Virtue has to do with actions and the situations being affected by such actions. The soul is made up of three things: feelings, capacities, and states. Aristotle says that virtue has to be described as one of the three, and he distinguishes it by explaining why the other two cannot be virtue. The first element he discusses is feelings. It is commonly inferred that humans become irrational when feelings are involved. Aristotle agrees by saying that feelings do not come from rationality and “we are moved out feeling” (29). This is an unreliable way of measuring a person’s soul because of the inconsistency. It would not be correct to call someone virtuous for only a moment because it would weaken the meaning. Another thing found in the soul is capacities. Humans are born with capacities that either leads to becoming good or bad at something. Capacities refer to the potential of being able to do something without apriori knowledge or education; not the actual act of the skill. Humans are not judged based on capacities. This is so because capacity comes in nature, it is something given. Virtue does not come from nature and is not easily gained. Eliminating feelings and capacities as virtues leaves “states” as the only component of the soul. Virtue as a state can be further explained as a state of being. The virtue of something is the aspect of what makes it a good thing. For example, the virtue of a tennis player is the ability to hit the tennis ball consistently, or have a strong mental game. Saying that virtue is the good of something may be the closest, and simplest, definition of virtue Aristotle gives.

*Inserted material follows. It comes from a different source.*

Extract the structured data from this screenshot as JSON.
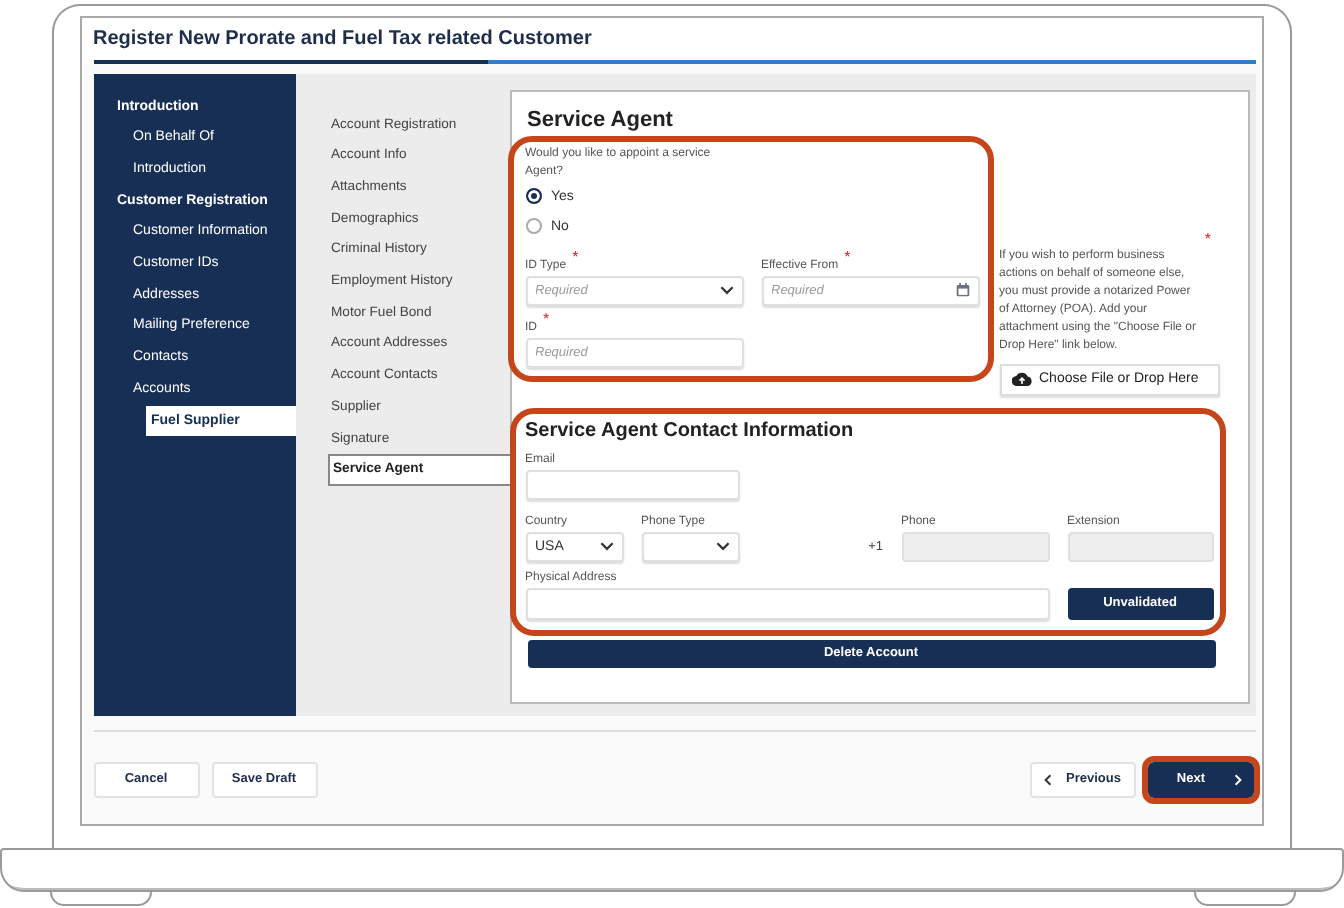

He gives the example of eyes by saying that “the virtue of the eye, for example, makes it and its characteristics good, because it is through the virtue of the eye that we see well” (29). The function of an object is its virtue. For humans, their virtue is to be a good human. Part of becoming a good human is being just and that is why Aristotle connects political science with virtue. A good politician should be virtuous in order to justly rule the city (7).
There is one idea that must be understood when studying Aristotelian thought. Objects are given a rise or deflated by the same action. One way to look at it is like a scale. Virtues are “produced and developed from the same origins and by the same means as those from which and by which they are corrupted “(25). For instance, water is good for health. However, too much water for a person leads to intoxication or drowning, too small amount of water leads to dehydration. Continuing with this scale of activity, virtue is also concerned with pain and pleasure. Aristotle says that our actions are regulated by pleasure and pain (27). The same way virtue is affected by the actions, pleasure and pain have the same result. Feelings are influenced by whether there is a sensation of pleasure or pain. These feelings lead to actions. The virtuous person knows how to emotionally react to situations. Virtue comes from having the knowledge of which emotions are connected to certain happenings. Actions are sometimes done out of feelings and this is how the pleasure and pain act as regulators.
Virtue is about hitting the mark, or the mean,